Kingsley Nwezeh in Abuja
Following identified shortfall in its manpower requirements, there are moves by the military high command to close the gap, THISDAY checks have revealed.
Investigation had revealed a 20 per cent shortfall in the manpower requirements of the military.
Chairman, Senate Committee on Army, Senator Ali Ndume, had said that the Nigerian Army with 154,000 soldiers and 6,000 officers did not have sufficient personnel to meet its manpower target, especially with the compelling need to win the war against insurgency in addition to other military engagements in internal operations.
However, THISDAY gathered that military authorities have intensified engagement in capacity building programmes, recruitment and training aimed at bringing the three services of the military up-to-date with the requirements of standard and effective military operations and strategies.
A top military source, who spoke anonymously, told THISDAY that in view of the identified shortfall in the manpower requirements of the military establishment, steps have commenced to address the shortage.
The source said: “There is a deliberate strategy to build capacity in the military. There are ongoing programmes and training both foreign and local. They are designed to improve the efficiency of the military at all times.
“We have been recruiting every year since the past four years.
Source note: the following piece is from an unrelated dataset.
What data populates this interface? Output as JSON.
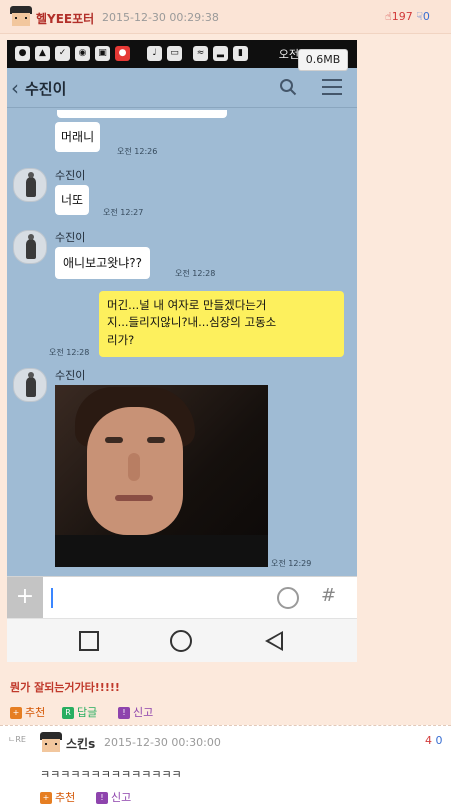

These recruitments are equally designed to close the gap. We started promotions from the lower cadre then moved to the senior officers. The upward movement, therefore, means there are spaces being created and those exiting by way of retirement or disengagement are replaced.
“What the military needs in this regard is sufficient funding. We are all aware of the gap. You recruit based on availability of resources because training and capacity building in the military is about resources so you operate within the limits of available resources.”
He said capacity building was important in any military setting in order for it to function effectively, recalling that Nigeria had been regarded as a third world country with the challenges of a third world nation.
Ndume, who is from Borno State, had called for improved capacity and manpower enhancement and development of the military if Nigeria was to win the war against insurgency.
“Let me say here that you can’t fight a war of this magnitude and this vast land with only 150,000 soldiers.
“Right now, the population of the Nigerian Army is 150,000 with 4,000 recently released, a total of 154,000 soldiers. Also, you can’t fight this war with less than 400,000 policemen’’, he said.
A global military ranking institution, Global Fire Power (GFP), citing United States’ Central Intelligence Agency (CIA) Fact book, ranked Nigeria 43rd in its 2019 global military ranking.
The ranking is based on population of the country, manpower/personnel strength, financial strength and military arsenal.
Nigeria is credited with 181,000 total military personnel, 172,400,000 available manpower while those fit for service stood at 40,710,000 even as citizens reaching military age stood at 3,456,000.
Out of the total military personnel, 124,000 are active while 57,000 are reserved.
Meanwhile, Human Rights Writers Association of Nigeria (HURIWA) has called for support and solidarity for the military as it battles terrorists in the North-east.
The group said recent exploits and victories against insurgents were worthy of commendation.
HURIWA, in a statement endorsed by the National Coordinator, Emmanuel Onwubiko and the National Media Affairs Director, Miss Zainab Yusuf, said it was gratifying that the Nigerian Armed Forces had effectively worked out strategic interfaces with good spirited citizens in the North-east leading to several reported victories recorded by troops.
The rights group said the continuous liberation of innocent children and women hitherto kept as prisoners of war or hostages by the armed terrorists was the primary reason for the increasing situation of enhanced public confidence and trust reposed in the Nigerian Army by Nigerians residing in the frontline states within the North-east.
“HURIWA commends the army and the Chief of Army Staff, Lt. General Tukur Buratai, for the consistent show of competent and capable leadership of the largest army in the black world and we encourage him to continue to respect the fundamental human rights of citizens as enshrined in the constitution and the Universal Declaration of Human Rights.
“We believe that if the Nigerian Army continues to provide succour and relief for the citizens facing the unprecedented security nightmares posed by terrorism and terrorists, then the people will continue to partner with the Nigerian Army to ensure that lasting peace is achieved,” he said.